Do we not think that the intent would be a uniform color throughout ? Pat's photo shows a red sidewalk . . .
The entire front of the building used stone from grade upward. There is a twenty foot section of tinted concrete on the remaining intact fence pier at the rear of the site. When we built the phantom pier (front left of the complex) we incorporated the remaining stone base. Much of the stone base at the front of the building (fence line) was removed in the last thirty years.
All of the original sidewalks were thought to be grey concrete, the red sections in my photo have been added to interpret locations like the atrium and main entry.
Note that a fountain is not included in this elevation. The other differences as compared to the opposite elevation at the top
of this page are also interesting. Quinan details the changes that occurred during the design process . . .
The intaglio panels above the two fountains vary slightly:
Most interesting of all, perhaps, is this construction photo, which clearly shows the building base at the entrance not adorned -- yet -- with its fountain and panel:
pages Â© 1987 by Jack Quinan
As to color, the fountain and panel in many photos is distinctly different in tone from the stone building base below it. As the panel with intaglio decoration is finely carved, and
was added to the building after the brick and stone was in place, might it be possible that the material was different from the red sandstone found throughout the exterior of the
building -- including presumably the large sculpture with orb that caps the columns ? In most photos the fountain and panel appear lighter than all the other trim. The question
then is, was the harder (?) material also red in color ? Based on the few colorized images we have, the answer appears to be yes.
A note found on the last link mentions: "The building was constructed of dark red brick, utilizing pink tinted mortar."SDR wrote:The book on the building, by Jack Quinan, mentions only red sandstone as the material for trim, presumably including the exterior sculpture and the intaglio panels above the fountains. So, relying on the material samples above, David should tint these parts of the model to match ?
It may be that the fountains were made of slightly paler red sandstone.
Older colorized images, as well as many black-and-white photos, seem to support these readings:
http://www.monroefordham.org/Projects/L ... istory.htm
http://www.islandbreath.org/2014Year/06 ... orybig.jpg
Neil and I were in the rocky and woodsy part of town, seeking modernism on our bikes. We'd heard there might be a Frank Lloyd Wright house
down on Manursing Island. He rode a blue Schwinn Roadmaster; here's me on my Rudge three-speed:
SDR, Must I introduce myself? I'm an architect, IÂ´m Spanish (excuse me for any spelling mistakes) I have a wife, two daughters and a hamster and I am a great admirer of FLLW work (like everyone here, I guess). I read some books, including Jack Quinan, but I'm far from consider myself an expert on the subject and that's why I need your inputs. My area of expertise, if I had to choose one, would be the architectural visualization.

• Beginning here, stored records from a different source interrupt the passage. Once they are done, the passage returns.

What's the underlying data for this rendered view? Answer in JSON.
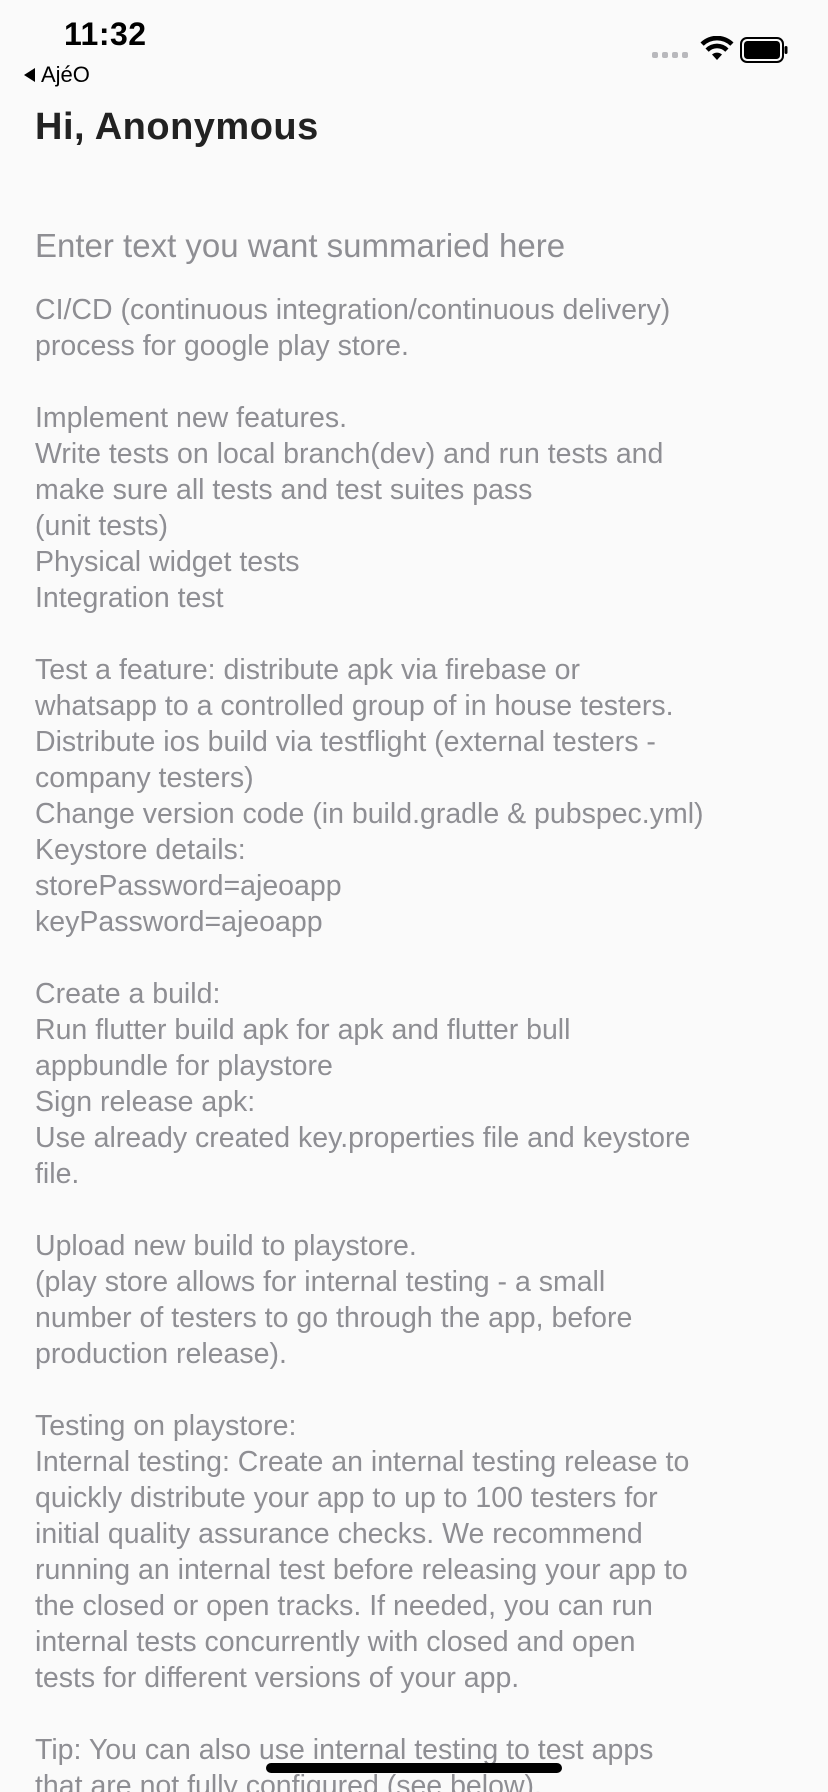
{
  "status_bar": {
    "time": "11:32",
    "signal_icon": "cellular-signal-icon",
    "wifi_icon": "wifi-icon",
    "battery_icon": "battery-icon"
  },
  "nav": {
    "back_label": "AjéO",
    "back_icon": "back-triangle-icon"
  },
  "header": {
    "greeting": "Hi, Anonymous"
  },
  "input": {
    "placeholder": "Enter text you want summaried here",
    "value": "CI/CD (continuous integration/continuous delivery)\nprocess for google play store.\n\nImplement new features.\nWrite tests on local branch(dev) and run tests and\nmake sure all tests and test suites pass\n(unit tests)\nPhysical widget tests\nIntegration test\n\nTest a feature: distribute apk via firebase or\nwhatsapp to a controlled group of in house testers.\nDistribute ios build via testflight (external testers -\ncompany testers)\nChange version code (in build.gradle & pubspec.yml)\nKeystore details:\nstorePassword=ajeoapp\nkeyPassword=ajeoapp\n\nCreate a build:\nRun flutter build apk for apk and flutter bull\nappbundle for playstore\nSign release apk:\nUse already created key.properties file and keystore\nfile.\n\nUpload new build to playstore.\n(play store allows for internal testing - a small\nnumber of testers to go through the app, before\nproduction release).\n\nTesting on playstore:\nInternal testing: Create an internal testing release to\nquickly distribute your app to up to 100 testers for\ninitial quality assurance checks. We recommend\nrunning an internal test before releasing your app to\nthe closed or open tracks. If needed, you can run\ninternal tests concurrently with closed and open\ntests for different versions of your app.\n\nTip: You can also use internal testing to test apps\nthat are not fully configured (see below)."
  }
}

And back to the subject, I've never been to the place where the Larkin building was built and those photographs are not mine, I found them online. I intend to present the building in its greatest splendor, although some degree of use and dirtiness is necessary to make the images look real.
Thank you gentlemen, I think I have enough information to improve my images, as soon as I have something I will show you. The question of the sculptures is still open, I'll try to introduce a lighter tone than in the rest.